He paints his son as a monk, his wife as the goddess Flora, and a couple (whose names are unknown) as the Old Testament couple Isaac and Rebecca. He loves to dress up his subjects in Oriental costume- a suggestion of identities as figures from the Old Testament. His little painting of his lover Hendrickje bathing, in the National Gallery, has a rich red and gold garment lying discarded in the background, leaving us to wonder whether she is Hendrickje, or Susanna, or Bathsheba- or all three at once.
In a broader sense, Rembrandt is fascinated with the guises of mood. His etched self-portraits have him jovial, raucous, sullen, calm, puzzled, studious, and surprised.
His Biblical paintings, too, show the whole spectrum of human morality with empathy and compassion. He depicts salvation with sin in mind, and sin with the knowledge that redemption is possible.
Montaigne, in his assertion that “Anyone who turns his prime attention onto himself will hardly ever find himself in the same state twice” is thinking along the same lines as Rembrandt.
He is thinking along the same lines as Shakespeare too. Shakespeare’s protagonists have that same restlessness to their identities, the same three-dimensionality, even to the point of paradox. This is perhaps most true of Hamlet. Shakespeare’s probing of Hamlet’s identity and fascination with acting runs parallel with the work of Rembrandt.
Hamlet is best described in terms of his contradictions- the same contradictions described by Montaigne and depicted by Rembrandt. Hamlet is both the noble philosopher loyal to his father and with an acute sense of duty, and the cruel and sexually-obsessed narcissist. He has his name to the intensely philosophically poignant ‘To Be or Not To Be’ , arguably the most famous speech in the English language, and yet many of his remarks are blatantly lewd and bawdy. Overthinking renders him incapable of enacting his revenge, and yet he is equally capable of rash and thoughtless action. He is sometimes anarchically funny (at the expense of others), but this comes as a jarring contrast to the moments when his tragic qualities come to the fore.
He’s a character whose identity is always in flux: it is perhaps no coincidence that Shakespeare was a contemporary of Montaigne. Shakespeare, like Rembrandt, is exploring the changeability, the unpredictability, the chiaroscuro, of the human soul.

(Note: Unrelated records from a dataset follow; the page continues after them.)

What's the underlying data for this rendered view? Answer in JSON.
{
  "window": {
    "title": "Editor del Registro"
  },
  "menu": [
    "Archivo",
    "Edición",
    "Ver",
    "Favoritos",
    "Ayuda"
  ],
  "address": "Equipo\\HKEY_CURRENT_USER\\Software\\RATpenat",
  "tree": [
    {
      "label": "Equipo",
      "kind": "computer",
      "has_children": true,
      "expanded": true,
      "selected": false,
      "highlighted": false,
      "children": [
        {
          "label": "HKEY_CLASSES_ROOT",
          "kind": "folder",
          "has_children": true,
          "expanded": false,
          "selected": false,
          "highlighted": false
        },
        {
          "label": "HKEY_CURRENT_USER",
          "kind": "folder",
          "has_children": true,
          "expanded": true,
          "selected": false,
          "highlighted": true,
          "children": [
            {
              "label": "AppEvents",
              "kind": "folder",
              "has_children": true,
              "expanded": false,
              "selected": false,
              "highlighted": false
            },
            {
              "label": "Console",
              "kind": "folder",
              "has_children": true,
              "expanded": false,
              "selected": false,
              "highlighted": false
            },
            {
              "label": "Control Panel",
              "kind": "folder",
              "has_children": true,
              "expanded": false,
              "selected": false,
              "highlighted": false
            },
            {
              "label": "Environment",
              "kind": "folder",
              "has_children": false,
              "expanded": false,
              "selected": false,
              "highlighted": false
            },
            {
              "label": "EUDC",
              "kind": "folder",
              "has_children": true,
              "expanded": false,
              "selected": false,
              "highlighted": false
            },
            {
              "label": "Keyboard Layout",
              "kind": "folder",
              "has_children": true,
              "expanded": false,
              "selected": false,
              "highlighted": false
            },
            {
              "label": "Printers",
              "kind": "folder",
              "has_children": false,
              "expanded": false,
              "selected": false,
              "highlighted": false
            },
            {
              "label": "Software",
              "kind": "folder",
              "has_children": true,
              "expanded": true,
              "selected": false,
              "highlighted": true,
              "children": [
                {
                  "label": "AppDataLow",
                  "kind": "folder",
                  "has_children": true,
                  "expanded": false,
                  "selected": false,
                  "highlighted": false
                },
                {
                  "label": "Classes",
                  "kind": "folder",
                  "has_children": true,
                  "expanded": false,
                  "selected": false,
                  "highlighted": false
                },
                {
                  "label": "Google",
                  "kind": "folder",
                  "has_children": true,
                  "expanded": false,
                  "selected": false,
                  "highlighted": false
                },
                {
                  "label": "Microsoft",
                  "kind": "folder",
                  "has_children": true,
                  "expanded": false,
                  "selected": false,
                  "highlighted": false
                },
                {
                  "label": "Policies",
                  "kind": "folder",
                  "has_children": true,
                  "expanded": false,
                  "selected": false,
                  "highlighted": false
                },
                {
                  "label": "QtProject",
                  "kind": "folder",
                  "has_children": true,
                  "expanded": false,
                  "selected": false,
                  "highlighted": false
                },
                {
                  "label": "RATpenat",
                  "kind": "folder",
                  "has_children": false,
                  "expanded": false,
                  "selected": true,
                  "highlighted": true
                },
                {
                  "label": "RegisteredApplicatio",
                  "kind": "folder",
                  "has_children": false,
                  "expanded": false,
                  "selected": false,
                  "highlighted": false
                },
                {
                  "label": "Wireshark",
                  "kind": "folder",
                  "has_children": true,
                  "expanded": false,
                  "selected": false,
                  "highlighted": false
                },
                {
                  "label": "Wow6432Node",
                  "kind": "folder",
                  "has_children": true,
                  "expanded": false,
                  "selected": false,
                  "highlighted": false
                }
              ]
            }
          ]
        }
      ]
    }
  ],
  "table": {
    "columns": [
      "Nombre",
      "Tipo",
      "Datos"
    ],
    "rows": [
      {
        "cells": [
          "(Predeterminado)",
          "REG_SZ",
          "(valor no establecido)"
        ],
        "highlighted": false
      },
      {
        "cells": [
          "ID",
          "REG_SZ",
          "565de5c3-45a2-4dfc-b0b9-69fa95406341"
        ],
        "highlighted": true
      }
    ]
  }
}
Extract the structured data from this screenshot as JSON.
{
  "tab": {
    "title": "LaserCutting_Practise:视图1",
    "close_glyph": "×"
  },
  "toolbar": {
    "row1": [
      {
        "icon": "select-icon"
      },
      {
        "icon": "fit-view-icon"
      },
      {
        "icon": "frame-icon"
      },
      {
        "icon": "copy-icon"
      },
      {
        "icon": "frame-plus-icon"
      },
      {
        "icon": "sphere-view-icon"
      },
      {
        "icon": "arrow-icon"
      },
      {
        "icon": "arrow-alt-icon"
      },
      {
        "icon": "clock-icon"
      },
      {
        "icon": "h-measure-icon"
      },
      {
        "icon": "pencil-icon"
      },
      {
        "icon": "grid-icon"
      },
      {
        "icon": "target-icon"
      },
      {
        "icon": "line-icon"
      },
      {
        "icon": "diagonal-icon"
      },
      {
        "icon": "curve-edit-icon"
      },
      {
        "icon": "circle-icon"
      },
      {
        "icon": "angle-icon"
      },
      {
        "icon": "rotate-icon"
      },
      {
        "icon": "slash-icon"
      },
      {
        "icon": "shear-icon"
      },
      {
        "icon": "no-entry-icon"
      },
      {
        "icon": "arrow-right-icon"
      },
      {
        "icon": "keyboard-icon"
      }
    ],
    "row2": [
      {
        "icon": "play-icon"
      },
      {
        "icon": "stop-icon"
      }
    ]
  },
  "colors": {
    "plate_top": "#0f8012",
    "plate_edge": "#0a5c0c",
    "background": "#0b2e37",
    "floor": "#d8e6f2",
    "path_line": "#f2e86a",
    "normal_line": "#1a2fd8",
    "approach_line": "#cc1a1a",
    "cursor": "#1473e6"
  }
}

This is true outside the play itself- there have been as many different interpretations of Hamlet as there are aspects to his character.
‘Hamlet’ shows Shakespeare to be as fascinated by identity as Rembrandt- and in the same way, as fascinated with acting and guise. Like Rembrandt, he demonstrates how show and authenticity can overlap. Hamlet’s famous ‘antic disposition’- his feigned madness- rather than leading him to put on a false persona, instead gives him the license to say and do exactly what he wishes. Therefore it becomes increasingly clear that his actions are the products of freedom from inhibition. Like Rembrandt’s portraits, the performance becomes a platform, rather than a concealment, for his true identity.

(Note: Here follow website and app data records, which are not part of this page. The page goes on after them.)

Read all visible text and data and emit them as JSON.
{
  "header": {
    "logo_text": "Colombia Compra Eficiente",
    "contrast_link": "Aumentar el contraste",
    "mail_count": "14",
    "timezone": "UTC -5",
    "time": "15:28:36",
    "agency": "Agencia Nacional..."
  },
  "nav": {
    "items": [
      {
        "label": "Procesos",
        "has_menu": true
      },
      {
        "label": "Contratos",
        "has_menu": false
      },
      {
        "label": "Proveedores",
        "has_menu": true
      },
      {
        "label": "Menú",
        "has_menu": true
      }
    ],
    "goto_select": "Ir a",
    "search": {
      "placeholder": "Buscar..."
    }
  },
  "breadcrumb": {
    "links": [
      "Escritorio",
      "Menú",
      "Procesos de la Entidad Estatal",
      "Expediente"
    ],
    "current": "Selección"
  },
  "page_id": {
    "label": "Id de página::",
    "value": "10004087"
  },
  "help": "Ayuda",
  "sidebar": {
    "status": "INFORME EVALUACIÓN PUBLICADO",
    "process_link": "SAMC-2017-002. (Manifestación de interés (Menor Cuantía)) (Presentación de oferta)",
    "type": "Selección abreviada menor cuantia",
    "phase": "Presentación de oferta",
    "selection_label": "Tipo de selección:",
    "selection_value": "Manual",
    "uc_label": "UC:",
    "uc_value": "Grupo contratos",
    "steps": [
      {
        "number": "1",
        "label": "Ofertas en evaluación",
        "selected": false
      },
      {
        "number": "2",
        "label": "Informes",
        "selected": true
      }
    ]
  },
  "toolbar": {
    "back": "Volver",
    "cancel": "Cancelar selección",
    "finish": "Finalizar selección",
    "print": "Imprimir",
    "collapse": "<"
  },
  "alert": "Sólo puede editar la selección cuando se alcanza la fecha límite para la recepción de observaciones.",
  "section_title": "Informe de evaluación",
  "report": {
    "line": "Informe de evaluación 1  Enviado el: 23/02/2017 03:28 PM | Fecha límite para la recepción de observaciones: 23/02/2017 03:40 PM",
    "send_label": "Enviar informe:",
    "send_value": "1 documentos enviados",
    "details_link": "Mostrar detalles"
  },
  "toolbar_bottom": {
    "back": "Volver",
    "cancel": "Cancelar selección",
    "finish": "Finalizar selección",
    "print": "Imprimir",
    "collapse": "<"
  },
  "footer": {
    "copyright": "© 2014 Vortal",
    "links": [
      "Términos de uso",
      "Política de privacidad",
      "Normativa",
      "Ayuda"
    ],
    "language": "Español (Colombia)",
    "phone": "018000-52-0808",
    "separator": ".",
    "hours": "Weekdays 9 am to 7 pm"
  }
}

Hamlet is also preoccupied with deception versus authenticity in others. He challenges the true nature of his father’s ghost, wonders at the hypocrisy of the king, and undermines the integrity of his mother’s mourning for her dead husband.
“The spirit that I have seen/ May be a devil- and the devil hath power/ T’assume a pleasing shape”

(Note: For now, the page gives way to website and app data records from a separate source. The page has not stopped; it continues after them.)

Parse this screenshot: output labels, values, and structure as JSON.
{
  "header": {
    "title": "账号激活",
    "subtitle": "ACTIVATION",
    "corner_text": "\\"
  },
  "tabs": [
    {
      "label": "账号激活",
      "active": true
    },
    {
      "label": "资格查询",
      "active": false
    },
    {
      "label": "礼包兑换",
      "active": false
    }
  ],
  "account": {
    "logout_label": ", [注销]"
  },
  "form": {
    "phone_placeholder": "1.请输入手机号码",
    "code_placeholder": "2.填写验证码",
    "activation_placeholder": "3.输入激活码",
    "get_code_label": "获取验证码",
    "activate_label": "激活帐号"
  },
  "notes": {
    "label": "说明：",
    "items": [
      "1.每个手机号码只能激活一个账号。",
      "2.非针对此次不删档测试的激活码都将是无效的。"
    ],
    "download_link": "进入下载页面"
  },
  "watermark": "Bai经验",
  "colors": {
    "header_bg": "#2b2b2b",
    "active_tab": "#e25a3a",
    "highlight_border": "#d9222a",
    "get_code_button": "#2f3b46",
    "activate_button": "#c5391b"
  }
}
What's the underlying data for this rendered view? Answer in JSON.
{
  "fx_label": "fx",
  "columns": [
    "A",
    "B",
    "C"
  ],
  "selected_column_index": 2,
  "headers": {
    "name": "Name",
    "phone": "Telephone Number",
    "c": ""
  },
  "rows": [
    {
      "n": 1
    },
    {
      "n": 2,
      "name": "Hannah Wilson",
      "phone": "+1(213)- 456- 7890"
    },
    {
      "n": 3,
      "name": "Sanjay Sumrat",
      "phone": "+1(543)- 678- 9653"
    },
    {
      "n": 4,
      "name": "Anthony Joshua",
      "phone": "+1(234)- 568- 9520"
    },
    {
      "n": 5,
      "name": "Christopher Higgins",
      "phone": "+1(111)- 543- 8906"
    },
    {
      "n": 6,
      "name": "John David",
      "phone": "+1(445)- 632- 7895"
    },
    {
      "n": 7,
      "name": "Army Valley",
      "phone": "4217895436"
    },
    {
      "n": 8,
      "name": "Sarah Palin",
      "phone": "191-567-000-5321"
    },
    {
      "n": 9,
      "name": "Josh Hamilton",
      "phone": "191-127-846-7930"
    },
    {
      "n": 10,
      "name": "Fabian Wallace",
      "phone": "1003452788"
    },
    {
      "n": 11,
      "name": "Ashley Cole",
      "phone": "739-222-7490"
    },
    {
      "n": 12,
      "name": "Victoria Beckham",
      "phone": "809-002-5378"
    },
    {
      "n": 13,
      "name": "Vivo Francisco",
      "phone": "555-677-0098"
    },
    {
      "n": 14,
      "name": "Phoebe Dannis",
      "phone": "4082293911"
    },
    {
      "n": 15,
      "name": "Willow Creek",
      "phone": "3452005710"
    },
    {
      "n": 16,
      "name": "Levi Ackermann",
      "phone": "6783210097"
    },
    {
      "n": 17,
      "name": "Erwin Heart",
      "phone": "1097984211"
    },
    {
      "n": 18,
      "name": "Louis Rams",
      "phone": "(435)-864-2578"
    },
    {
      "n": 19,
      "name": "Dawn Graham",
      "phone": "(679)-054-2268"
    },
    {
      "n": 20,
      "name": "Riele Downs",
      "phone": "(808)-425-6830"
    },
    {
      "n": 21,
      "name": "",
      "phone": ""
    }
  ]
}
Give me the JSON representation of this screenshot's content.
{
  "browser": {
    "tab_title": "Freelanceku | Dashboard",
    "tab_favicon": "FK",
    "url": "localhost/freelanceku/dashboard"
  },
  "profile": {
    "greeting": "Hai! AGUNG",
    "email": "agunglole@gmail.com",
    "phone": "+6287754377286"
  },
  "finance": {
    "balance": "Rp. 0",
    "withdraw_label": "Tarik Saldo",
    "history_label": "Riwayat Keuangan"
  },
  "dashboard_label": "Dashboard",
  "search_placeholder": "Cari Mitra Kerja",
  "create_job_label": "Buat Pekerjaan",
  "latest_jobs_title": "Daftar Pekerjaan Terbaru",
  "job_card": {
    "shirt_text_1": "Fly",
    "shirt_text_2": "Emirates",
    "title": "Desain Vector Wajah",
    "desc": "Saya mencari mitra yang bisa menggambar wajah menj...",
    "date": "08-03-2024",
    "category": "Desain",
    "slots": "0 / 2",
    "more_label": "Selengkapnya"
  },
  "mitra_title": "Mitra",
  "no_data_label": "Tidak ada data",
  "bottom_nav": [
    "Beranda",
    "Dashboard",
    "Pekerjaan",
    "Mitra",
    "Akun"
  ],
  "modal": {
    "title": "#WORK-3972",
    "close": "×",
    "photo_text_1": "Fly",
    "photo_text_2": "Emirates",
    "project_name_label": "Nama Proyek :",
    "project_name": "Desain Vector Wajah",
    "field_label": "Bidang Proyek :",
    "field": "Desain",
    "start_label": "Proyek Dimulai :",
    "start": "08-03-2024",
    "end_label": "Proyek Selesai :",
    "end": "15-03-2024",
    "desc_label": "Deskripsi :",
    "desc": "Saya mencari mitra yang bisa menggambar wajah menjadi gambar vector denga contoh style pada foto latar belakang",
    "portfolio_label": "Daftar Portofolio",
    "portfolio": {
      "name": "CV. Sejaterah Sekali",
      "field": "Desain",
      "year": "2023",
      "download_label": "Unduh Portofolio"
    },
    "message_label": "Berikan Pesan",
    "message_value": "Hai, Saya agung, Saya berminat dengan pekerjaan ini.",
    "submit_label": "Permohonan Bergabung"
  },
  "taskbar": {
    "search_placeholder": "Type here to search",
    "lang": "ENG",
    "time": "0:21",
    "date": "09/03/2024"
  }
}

“…one may smile, and smile, and be a villain.”
“..a beast that wants discourse of reason/ Would have mourned longer…”
The Players form a crucial part of the play because they reflect this preoccupation. When they arrive at court, Hamlet shows “a kind of joy”. He remarks again on the integration of fiction and reality, saying that the players should “hold a mirror up to nature.” In their pretence, they should reveal reality.
One of Hamlet’s most famous lines is the simple exclamatory- “what a piece of work is a man!” This endless fascination with what it means to be an individual makes Rembrandt and Shakespeare two of the greatest chroniclers of the human condition- in all of its complexity.